There are many creative and unique things happening in our own neighbourhoods that can feel like hidden gems. For me, one of those hidden gems is Globe Studios. I hope to share in the future more hidden gems I discover on the campaign trail.
What are some hidden gems you've discovered in your neighbourhood?
Kitchener is growing and evolving as we prepare for the arrival of the Ion, focus more on walkable communities, and make room for new development in and around our downtown.
With these changes, many residents have questions about the development process, such as "How does the approval process work?"; "What is the role of zoning amendments?"; and "How can I find out what changes are expected in my neighbourhood?" In an attempt to respond to some of those questions, the City of Kitchener has created a Citizen's Guide to Neighbourhood Development. It's intended to "explain what regulations are in place, what city processes and permits are required, how developments are approved and when the public has an opportunity to get involved."
Find out more on the city's web page. While there, you can scroll to the bottom and 'subscribe to this page' to receive future page updates.
As the city updates development policies and guidelines such as the Comprehensive Review of the Zoning By-law (CRoZBy) and the Urban Guidelines Manual, this is a welcomed tool to assist residents in navigating these processes. As Councillor, I would support residents through such neighbourhood development tools, and work to engage citizens in more inclusive and accessible processes.
The City of Kitchener wants to hear from you so they are offering a series of workshops. These drop-in sessions are happening this week and next at a variety of community centres and are open to all Kitchener residents. They want your input on topics such as:
Workshop 1: June 19th 4:30-6:30pm at Chandler Mowat Community Centre
Workshop 2: June 20th 5-7pm at Stanley Park Community Centre
Workshop 3: June 26th 5-7pm at Victoria Hills Community Centre
Workshop 4: June 28th 5-7pm at Downtown Community Centre
It’s election day across Ontario today. Perhaps you have had a chance to vote already today or in the advance polls. If not, hopefully you have a plan to do so before polls close at 9pm this evening. However, numbers suggest that many of us won’t exercise our right to vote. Voter turnout in the 2014 provincial election saw a slight increase in turnout with 52% of us voting. However, the previous 5 elections saw a smaller and smaller voter turnout with only 48% of residents voting in 2011. And the turnout for municipal elections is consistently much lower.

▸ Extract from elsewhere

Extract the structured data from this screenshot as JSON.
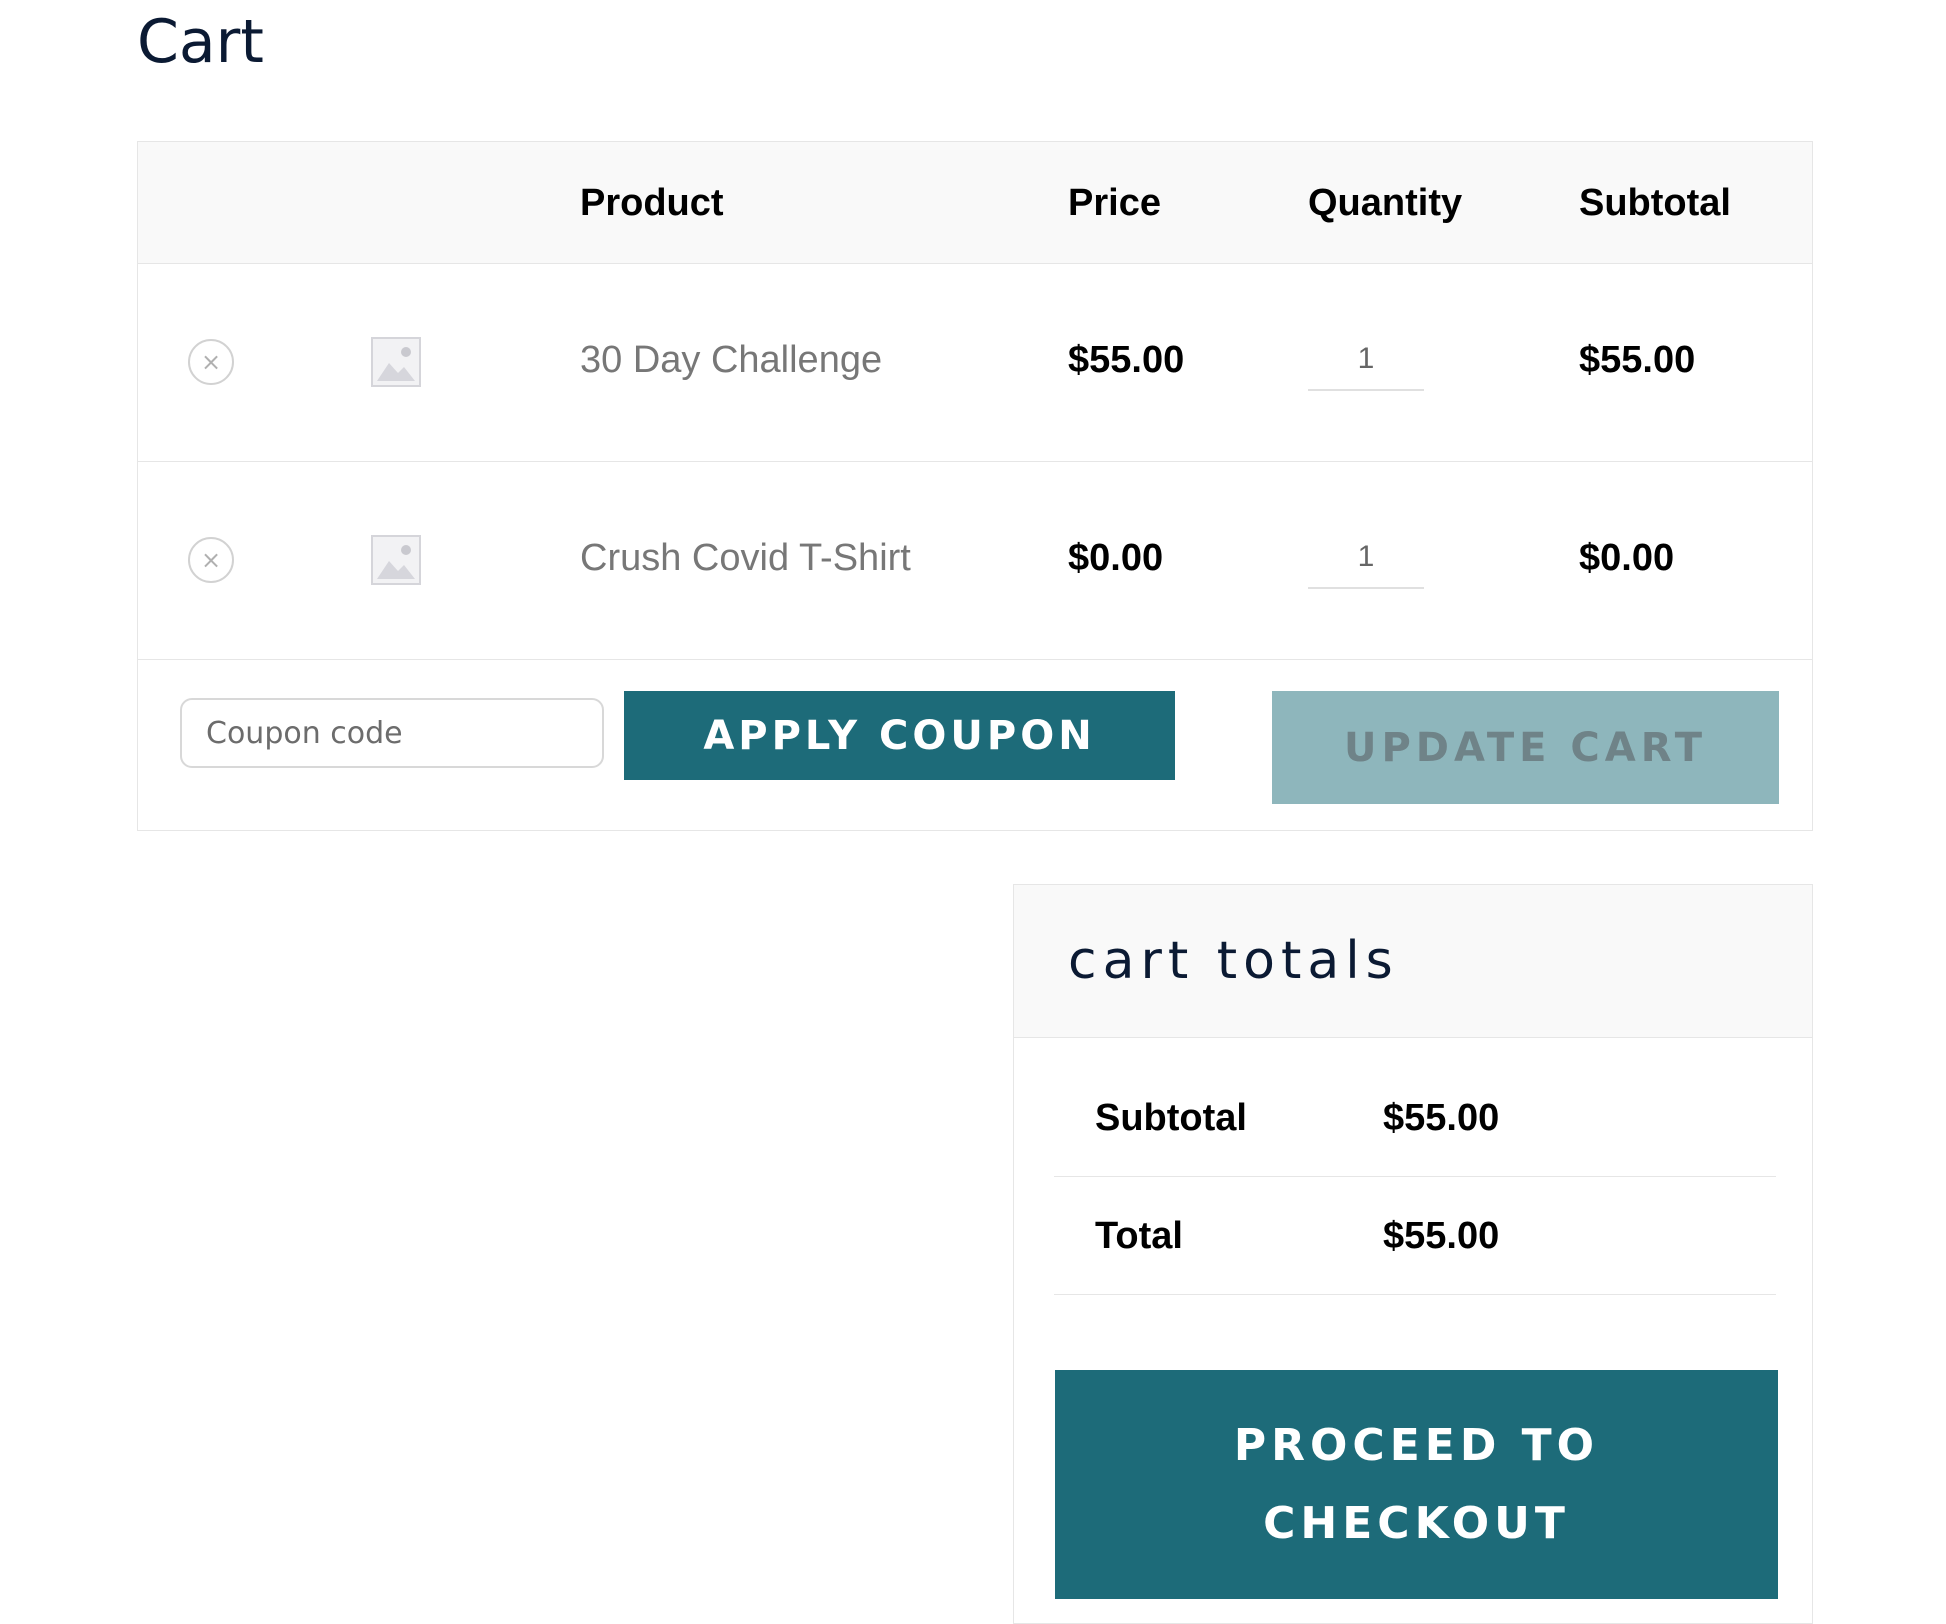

I understand that some of us feel discouraged by the state of politics today. Perhaps you don’t feel like your values and interests are represented by those running. However, let that motivate you to become more engaged in politics, not less! I encourage you to look at each party’s platform and choose the candidate who most aligns with your values. After election day, stay involved. Connect with your elected officials and share your interests and concerns. The only way political systems are going to improve is by each of us speaking up and taking action. Please vote today.
What better way to spend a sunny May evening than connecting with friends and neighbours over music, art, and food. This is exactly what happened Saturday at the Hohner Ave Porch Party, also known as HAPP.
I believe that an engaged city builds on strong neighbourhoods and connected neighbours involved in resident-led initiatives. HAPP is an excellent example of that and similar events are popping up throughout the city.
You can experience this fun and lively atmosphere by attending the upcoming Schneider Creek Porch Party on July 28th from 3-8 pm. Find out more here.